Do a small project first, blow their minds with a parklet or similar, and make them really excited.
As Nate Hommel explains, “You have to build trust. So do a small project first, blow their minds with a parklet or similar, and make them really excited. You can fail at $5,000 easier than failing with $5m.” For example, starting with a temporary new parklet or program allows an organization to test an idea while avoiding a large upfront investment. The initiative can then be evaluated and improved through multiple iterations, or it can be dropped if it has failed.
Proving the value of an initiative allows an organization to move from an informed position of strength in seeking the involvement of anchor institutions and other stakeholders; that involvement, in turn, can go some distance toward convincing stakeholders to make permanent what began as a time-limited pilot project.
University City District’s experience provides many ideas for innovation districts and other place-based organizations to find what Nate Hommel calls the “sweet spot”—that point where districts offer the most value to their stakeholders. Innovation districts can build broad support, develop new funding streams, experiment, and continue to grow, around such sweet spots.

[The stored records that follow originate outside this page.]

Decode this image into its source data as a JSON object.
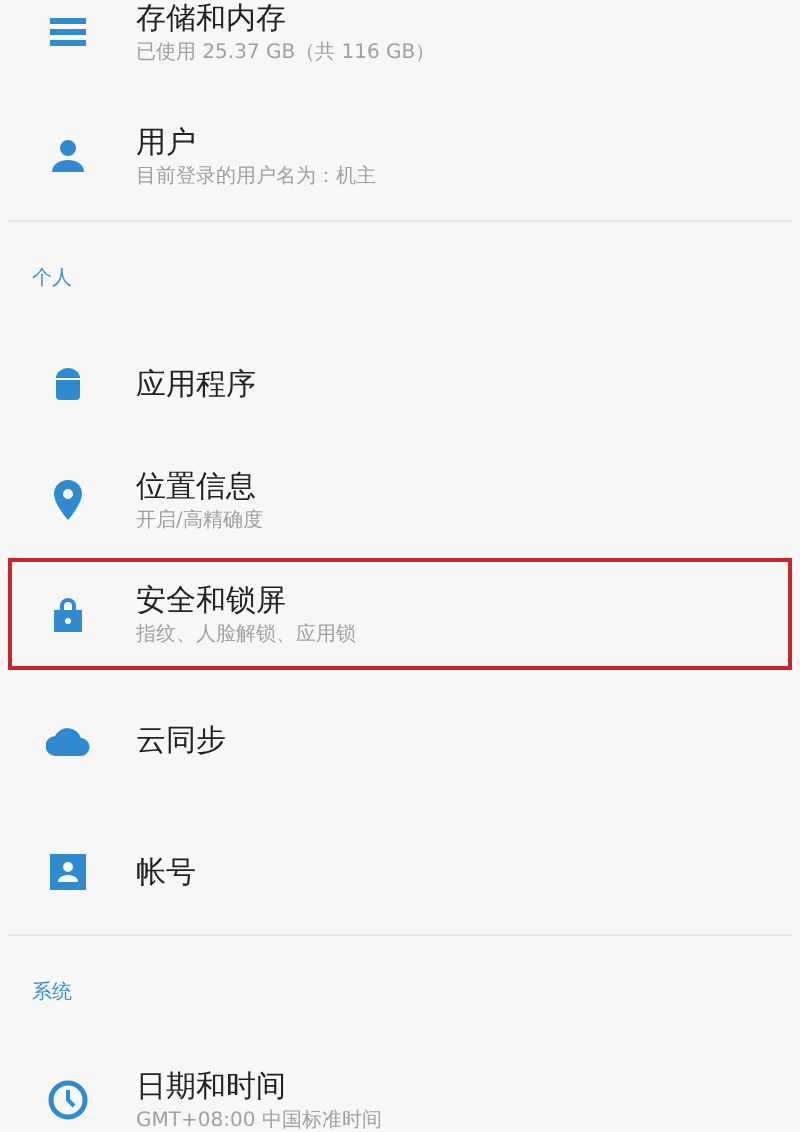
{
  "sections": [
    {
      "items": [
        {
          "title": "存储和内存",
          "subtitle": "已使用 25.37 GB（共 116 GB）",
          "highlighted": false
        },
        {
          "title": "用户",
          "subtitle": "目前登录的用户名为：机主",
          "highlighted": false
        }
      ]
    },
    {
      "header": "个人",
      "items": [
        {
          "title": "应用程序",
          "highlighted": false
        },
        {
          "title": "位置信息",
          "subtitle": "开启/高精确度",
          "highlighted": false
        },
        {
          "title": "安全和锁屏",
          "subtitle": "指纹、人脸解锁、应用锁",
          "highlighted": true
        },
        {
          "title": "云同步",
          "highlighted": false
        },
        {
          "title": "帐号",
          "highlighted": false
        }
      ]
    },
    {
      "header": "系统",
      "items": [
        {
          "title": "日期和时间",
          "subtitle": "GMT+08:00 中国标准时间",
          "highlighted": false
        }
      ]
    }
  ]
}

Whether a district is advancing in Australia, the Middle East, or the Americas, the multi-dimensional challenge of creating safe, inviting, and inclusive innovation spaces requires innovation districts to be both thoughtful and strategic in their approach.
Use these ideas and insights from this guide to carve out a unique set of strategies to propel your district forward.